This is a continuation of my series “Holy Sheet Metal Batman“, taking a deep dive into Autodesk Inventor’s Sheet Metal Environment. Let’s look at probably the least utilized feature, Contour Rolls. Why is it not utilized? Just because it is not needed by most users as it creates shapes not always doable with standard press brakes.
Contour Rolls are used to create rolled sheetmetal feature. Like the Contour Flange, it creates complex models with a very simple process. Think of Contour Flange as extrusions and Contour Rolls are revolutions.
The Contour Roll starts with a sketch. The sketch can only contain lines and arcs and must be an open profile. Depending on the unroll method (see below) the sketch may need a center line. Like all Inventor Sheet Metal features, Inventor will automatically create bends at line intersections.
After initiating the feature, it should automatically locate the profile and the center line (if a center line exists). Using the Shape options you can select the profile / centerline or make adjustments if the wrong objects are selected. The direction options set the direction for the thickness offset: Inside, Outside or Midplane.
Set the Unroll Method by picking one of the four options: Centroid Cylinder, Custom Cylinder, Developed Length, and Neutral Radius. This specifies how the feature should be unrolled when the flat pattern is generated. All four produce similar results but differ in the input required. All methods derive the Developed Length by multiplying the Rolled Angle by the Neutral Radius.
- Centroid Cylinder uses a parallel axis to the revolute axis which passes through the evaluated Centroid location. This is the default method.
- Custom Cylinder requires a sketched line representing the surface of the cylindrical neutral surface
- With Developed Length specify the amount that “drives” the developed length of the flattened rolled segment
- The Neutral Radius option parametrically determines a value for the neutral radius
As with all Sheet Metal features additional features can be applied to form the final results.
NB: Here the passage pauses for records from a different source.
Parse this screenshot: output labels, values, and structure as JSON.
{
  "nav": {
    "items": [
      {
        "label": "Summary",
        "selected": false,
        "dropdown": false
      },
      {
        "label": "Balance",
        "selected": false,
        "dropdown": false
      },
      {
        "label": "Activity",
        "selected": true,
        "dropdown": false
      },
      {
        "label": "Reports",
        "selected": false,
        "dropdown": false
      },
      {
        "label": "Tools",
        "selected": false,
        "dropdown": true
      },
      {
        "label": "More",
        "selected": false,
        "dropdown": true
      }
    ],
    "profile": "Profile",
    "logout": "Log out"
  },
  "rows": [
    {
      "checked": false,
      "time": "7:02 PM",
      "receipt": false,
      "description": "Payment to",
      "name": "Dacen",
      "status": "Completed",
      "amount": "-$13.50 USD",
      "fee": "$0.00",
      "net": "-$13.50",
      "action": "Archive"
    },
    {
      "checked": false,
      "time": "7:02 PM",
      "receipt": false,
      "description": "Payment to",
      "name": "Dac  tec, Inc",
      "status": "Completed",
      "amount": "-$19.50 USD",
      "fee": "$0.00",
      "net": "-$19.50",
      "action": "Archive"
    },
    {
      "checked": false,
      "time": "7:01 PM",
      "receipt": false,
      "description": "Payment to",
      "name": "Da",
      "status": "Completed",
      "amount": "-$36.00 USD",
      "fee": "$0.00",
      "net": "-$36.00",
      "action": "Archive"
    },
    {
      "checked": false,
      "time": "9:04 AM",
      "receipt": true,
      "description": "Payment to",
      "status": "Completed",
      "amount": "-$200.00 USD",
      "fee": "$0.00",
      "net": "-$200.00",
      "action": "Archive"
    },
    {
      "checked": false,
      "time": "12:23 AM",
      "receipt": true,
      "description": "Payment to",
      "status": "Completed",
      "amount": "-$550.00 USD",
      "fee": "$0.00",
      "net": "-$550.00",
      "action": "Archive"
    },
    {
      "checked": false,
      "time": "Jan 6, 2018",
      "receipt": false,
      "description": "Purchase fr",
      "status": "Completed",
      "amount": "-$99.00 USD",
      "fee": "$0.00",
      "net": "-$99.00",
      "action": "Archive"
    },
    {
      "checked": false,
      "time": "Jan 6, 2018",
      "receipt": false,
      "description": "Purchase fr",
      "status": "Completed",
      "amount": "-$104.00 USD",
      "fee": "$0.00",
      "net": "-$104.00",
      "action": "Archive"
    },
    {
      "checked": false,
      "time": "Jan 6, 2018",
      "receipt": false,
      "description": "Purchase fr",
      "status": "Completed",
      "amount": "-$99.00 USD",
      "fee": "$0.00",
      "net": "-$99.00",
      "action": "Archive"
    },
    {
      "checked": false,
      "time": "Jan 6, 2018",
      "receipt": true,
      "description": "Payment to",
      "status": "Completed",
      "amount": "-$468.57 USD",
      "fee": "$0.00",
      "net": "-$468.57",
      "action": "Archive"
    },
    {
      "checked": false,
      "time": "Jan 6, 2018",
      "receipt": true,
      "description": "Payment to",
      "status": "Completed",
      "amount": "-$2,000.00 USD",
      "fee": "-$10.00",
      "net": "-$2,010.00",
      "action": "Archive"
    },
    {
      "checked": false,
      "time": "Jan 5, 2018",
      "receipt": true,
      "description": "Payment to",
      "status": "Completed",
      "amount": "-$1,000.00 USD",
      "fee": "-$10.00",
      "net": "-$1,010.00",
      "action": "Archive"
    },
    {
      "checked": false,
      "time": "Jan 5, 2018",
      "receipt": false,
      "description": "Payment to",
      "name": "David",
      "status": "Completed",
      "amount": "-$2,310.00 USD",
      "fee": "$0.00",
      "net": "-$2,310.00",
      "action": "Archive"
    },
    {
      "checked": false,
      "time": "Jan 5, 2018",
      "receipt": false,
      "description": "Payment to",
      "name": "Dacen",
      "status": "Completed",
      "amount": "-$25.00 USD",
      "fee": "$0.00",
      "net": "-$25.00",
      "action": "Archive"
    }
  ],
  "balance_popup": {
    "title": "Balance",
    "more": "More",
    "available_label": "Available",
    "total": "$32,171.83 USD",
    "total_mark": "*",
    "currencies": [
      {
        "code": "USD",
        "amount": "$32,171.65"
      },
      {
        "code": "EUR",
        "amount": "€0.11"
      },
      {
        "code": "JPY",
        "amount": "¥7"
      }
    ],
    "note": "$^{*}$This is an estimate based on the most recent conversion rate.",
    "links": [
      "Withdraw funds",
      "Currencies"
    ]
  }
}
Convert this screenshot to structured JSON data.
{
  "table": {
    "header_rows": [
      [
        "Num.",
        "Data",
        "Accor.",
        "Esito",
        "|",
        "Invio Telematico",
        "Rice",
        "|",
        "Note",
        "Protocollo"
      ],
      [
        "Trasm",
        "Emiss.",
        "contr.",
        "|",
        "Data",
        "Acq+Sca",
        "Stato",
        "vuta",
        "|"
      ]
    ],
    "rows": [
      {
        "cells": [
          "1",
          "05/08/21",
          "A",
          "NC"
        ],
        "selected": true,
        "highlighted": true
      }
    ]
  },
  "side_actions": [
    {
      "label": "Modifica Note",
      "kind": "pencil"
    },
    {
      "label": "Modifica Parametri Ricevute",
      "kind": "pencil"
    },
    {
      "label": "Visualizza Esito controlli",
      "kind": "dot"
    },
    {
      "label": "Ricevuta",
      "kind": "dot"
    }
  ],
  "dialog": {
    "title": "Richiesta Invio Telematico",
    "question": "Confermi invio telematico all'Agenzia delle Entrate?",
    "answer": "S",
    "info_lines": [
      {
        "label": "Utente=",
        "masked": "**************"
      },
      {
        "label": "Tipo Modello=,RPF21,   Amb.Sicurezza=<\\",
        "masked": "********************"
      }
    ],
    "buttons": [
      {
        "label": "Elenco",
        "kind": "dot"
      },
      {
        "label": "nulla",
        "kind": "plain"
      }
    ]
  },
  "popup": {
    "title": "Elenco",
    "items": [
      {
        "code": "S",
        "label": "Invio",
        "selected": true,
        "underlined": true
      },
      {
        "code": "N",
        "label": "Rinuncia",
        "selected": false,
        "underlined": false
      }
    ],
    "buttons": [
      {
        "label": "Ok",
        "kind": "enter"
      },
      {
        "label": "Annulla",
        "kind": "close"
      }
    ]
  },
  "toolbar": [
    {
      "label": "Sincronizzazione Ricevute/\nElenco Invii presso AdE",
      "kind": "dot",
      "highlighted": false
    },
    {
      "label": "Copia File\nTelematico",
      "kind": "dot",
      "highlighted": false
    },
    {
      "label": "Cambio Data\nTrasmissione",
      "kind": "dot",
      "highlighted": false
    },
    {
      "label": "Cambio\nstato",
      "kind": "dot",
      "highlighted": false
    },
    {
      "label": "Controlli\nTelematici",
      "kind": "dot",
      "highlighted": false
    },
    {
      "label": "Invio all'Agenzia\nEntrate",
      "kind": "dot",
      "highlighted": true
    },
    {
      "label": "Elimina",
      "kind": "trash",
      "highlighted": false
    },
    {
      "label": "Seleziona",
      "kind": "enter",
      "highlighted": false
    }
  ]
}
In this example, I project the end face into a new sketch and use Contour Flange to add length
See the feature in action!
Feature Image “Contour 3” by Bodie Strain